    3. Gyms generally appear in areas relevant to their type. The economies of these areas are most likely related to, or at least impacted by, the environment. It makes sense that an Ice gym would be in an icy area and teach the people how to utilize the plentiful Ice Pokémon to perform Ice-based tasks.
    4. Trainers tend to be monotype/specialized. Besides trainers who are in it for the sport, like Ace Trainers, or breeders, like, uh... Breeders, there is very little team diversity/optimization, despite the fact that every gym has a different type, and all of the in-game schools teach about type advantage. Most people have Pokémon specialized to their careers, like electricians and, uh, bird trainers.
    5. Nearly the entire economy is based on Pokémon. We've seen electric Pokémon running power plants, fighting types performing construction, flying types running taxi services, and, of course, Chansey in the medical field. If nearly every aspect of the economy is based on the labor of Pokémon, then having any job would require you to be familiar with the training and commanding of Pokémon, especially type familiarity if you're working a specialized job.
    6. Gym Leaders are community leaders/mayors/political figures. This is heavily implied, especially in Black/White, where the gym leaders can shut down roads and have more of a presence against threats. They act as the leader of the local government, the local law enforcement/protector, and they seem to be appointed or elected somehow, with Blue taking over Giovanni's gym and Flannery becoming a gym leader despite the fact that she didn't really seem to want to do it that much.

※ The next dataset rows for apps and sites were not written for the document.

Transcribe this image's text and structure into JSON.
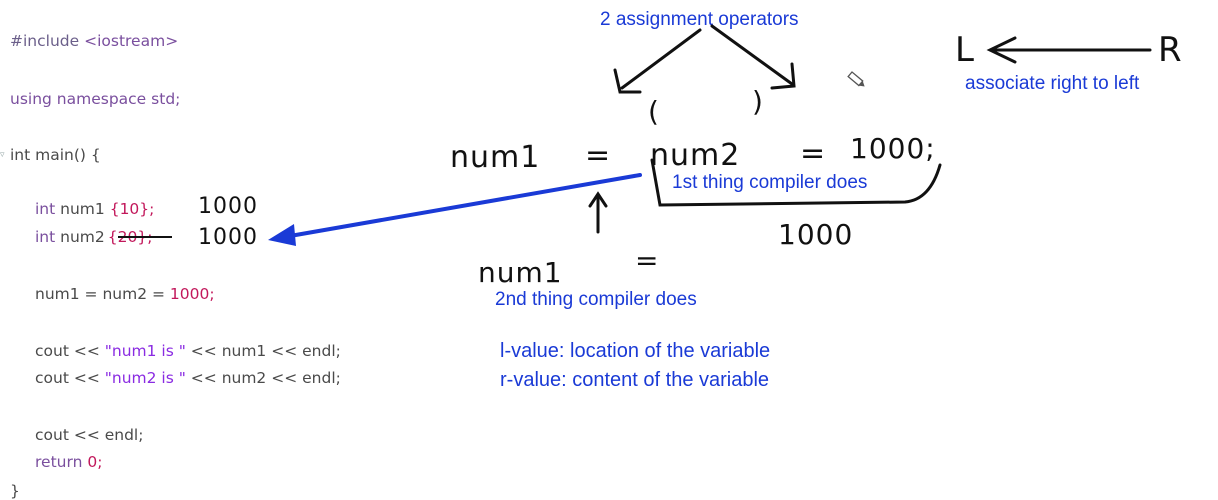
{
  "code": {
    "include_keyword": "#include",
    "include_header": "<iostream>",
    "using_line_a": "using namespace",
    "using_line_b": "std;",
    "main_signature": "int main() {",
    "decl1_type": "int",
    "decl1_name": "num1",
    "decl1_init": "{10};",
    "decl2_type": "int",
    "decl2_name": "num2",
    "decl2_init": "{20};",
    "assign_prefix": "num1 = num2 = ",
    "assign_value": "1000;",
    "cout1_prefix": "cout << ",
    "cout1_string": "\"num1 is \"",
    "cout1_suffix": " << num1 << endl;",
    "cout2_prefix": "cout << ",
    "cout2_string": "\"num2 is \"",
    "cout2_suffix": " << num2 << endl;",
    "endl_line": "cout << endl;",
    "return_kw": "return",
    "return_val": "0;",
    "closing_brace": "}"
  },
  "handwriting": {
    "num1_value": "1000",
    "num2_value": "1000",
    "expr_lhs": "num1",
    "expr_eq1": "=",
    "expr_mid": "num2",
    "expr_eq2": "=",
    "expr_val": "1000;",
    "paren_open": "(",
    "paren_close": ")",
    "result_1000": "1000",
    "second_lhs": "num1",
    "second_eq": "=",
    "dir_L": "L",
    "dir_R": "R"
  },
  "annotations": {
    "assignment_ops": "2 assignment operators",
    "associativity": "associate right to left",
    "first_thing": "1st thing compiler does",
    "second_thing": "2nd thing compiler does",
    "lvalue": "l-value: location of the variable",
    "rvalue": "r-value: content of the variable"
  },
  "colors": {
    "annotation_blue": "#1a3ad6",
    "ink": "#111111"
  }
}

    7. Professor Kukui established a Pokémon League in Alola. While this isn't really particularly definitive, it does make sense that a Pokémon Professor would want to establish what is essentially the equivalent of a college for training.

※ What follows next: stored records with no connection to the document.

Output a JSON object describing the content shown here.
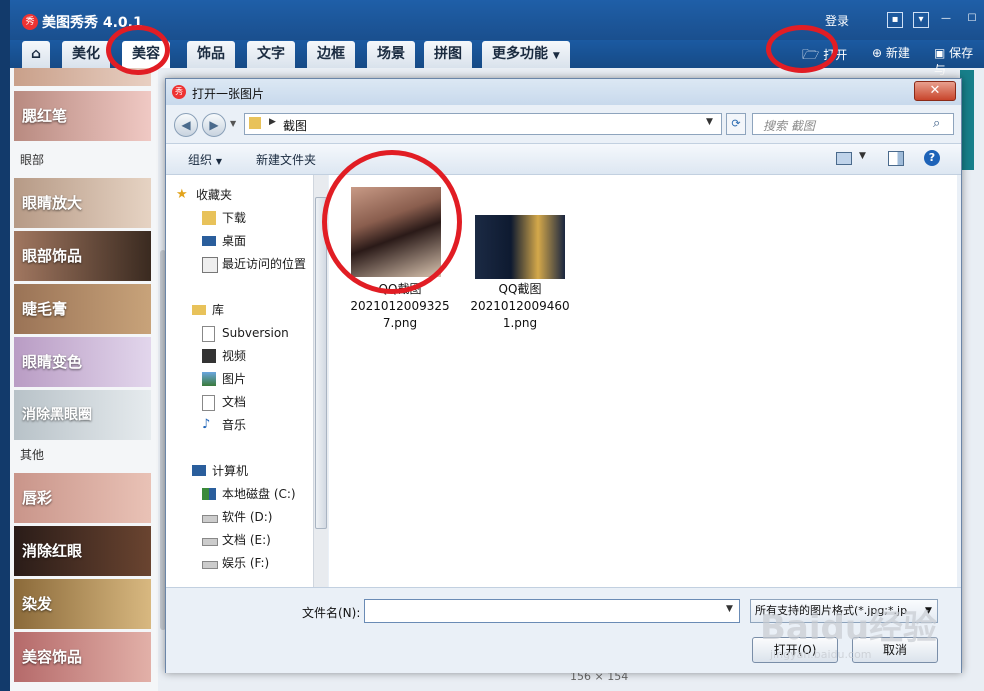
{
  "app": {
    "logo_text": "秀",
    "title": "美图秀秀 4.0.1",
    "login": "登录",
    "tabs": [
      "美化",
      "美容",
      "饰品",
      "文字",
      "边框",
      "场景",
      "拼图",
      "更多功能"
    ],
    "active_tab": "美容",
    "toolbar": {
      "open": "打开",
      "new": "新建",
      "save": "保存与"
    }
  },
  "left_panel": {
    "sections": {
      "eye": "眼部",
      "other": "其他"
    },
    "items": [
      "腮红笔",
      "眼睛放大",
      "眼部饰品",
      "睫毛膏",
      "眼睛变色",
      "消除黑眼圈",
      "唇彩",
      "消除红眼",
      "染发",
      "美容饰品"
    ]
  },
  "dialog": {
    "title": "打开一张图片",
    "path": "截图",
    "search_placeholder": "搜索 截图",
    "commands": {
      "organize": "组织",
      "new_folder": "新建文件夹"
    },
    "nav": {
      "favorites": "收藏夹",
      "favorites_items": [
        "下载",
        "桌面",
        "最近访问的位置"
      ],
      "libraries": "库",
      "libraries_items": [
        "Subversion",
        "视频",
        "图片",
        "文档",
        "音乐"
      ],
      "computer": "计算机",
      "drives": [
        "本地磁盘 (C:)",
        "软件 (D:)",
        "文档 (E:)",
        "娱乐 (F:)"
      ]
    },
    "files": [
      {
        "name_lines": [
          "QQ截图",
          "2021012009325",
          "7.png"
        ]
      },
      {
        "name_lines": [
          "QQ截图",
          "2021012009460",
          "1.png"
        ]
      }
    ],
    "filename_label": "文件名(N):",
    "filename_value": "",
    "filetype": "所有支持的图片格式(*.jpg;*.jp",
    "open_button": "打开(O)",
    "cancel_button": "取消"
  },
  "status": {
    "text": "156 × 154"
  },
  "watermark": {
    "main": "Baidu经验",
    "sub": "jingyan.baidu.com"
  },
  "colors": {
    "accent": "#1a4f8e",
    "annotation": "#e11d24"
  }
}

    This would mean that as a trainer, you go through and take the League challenge, eventually, specialize as a monotype trainer, and eventually use the Pokémon you raised to perform the career you've chosen.

    A few notable notes to this:

    1. The Galar region probably also does this, but the League there seems much more oriented around the entertainment aspect of it.
    2. This rather more reasonably explains why the cynical ‘haha, sending kids out into the wilds on their own’ thing isn't as dumb as people think. People have a symbiotic relationship with Pokémon, [so] Pokémon are inherently trustworthy, and people trust one another so much that they're happy to chat with you when you just walk into their homes.
    3. The Elite Four is 100% the entertainment/sports aspect. Most of the trainers encountered on the various Victory Roads are Ace Trainers, who are the few trainers who have the more diverse and balanced teams. This is basically the sport where you are competing at the highest level in the region.
    4. The League is also probably some sort of mandatory military service, as many countries in our own world have. I'm not gonna go too deep into that because it's on the edgy/more cynical side and those types of fan theories are, to me, the most boring, but everyone who goes through the League will, at some level, be capable of battling Pokémon, and if Gym Leaders are community leaders, it makes sense that the strongest and most capable trainers are also the ones who look over the towns.
    5. Similarly, Pokémon seem to grow closer to their trainers through battling, so battling is clearly something the Pokémon themselves enjoy. If Pokémon have that impulse towards fighting/aggression, training them through these super specific battles that follow specific laws and rulesets is probably a way to provide them with a safe outlet for aggression – teaching them to only be aggressive in specific circumstances while also helping them grow their power.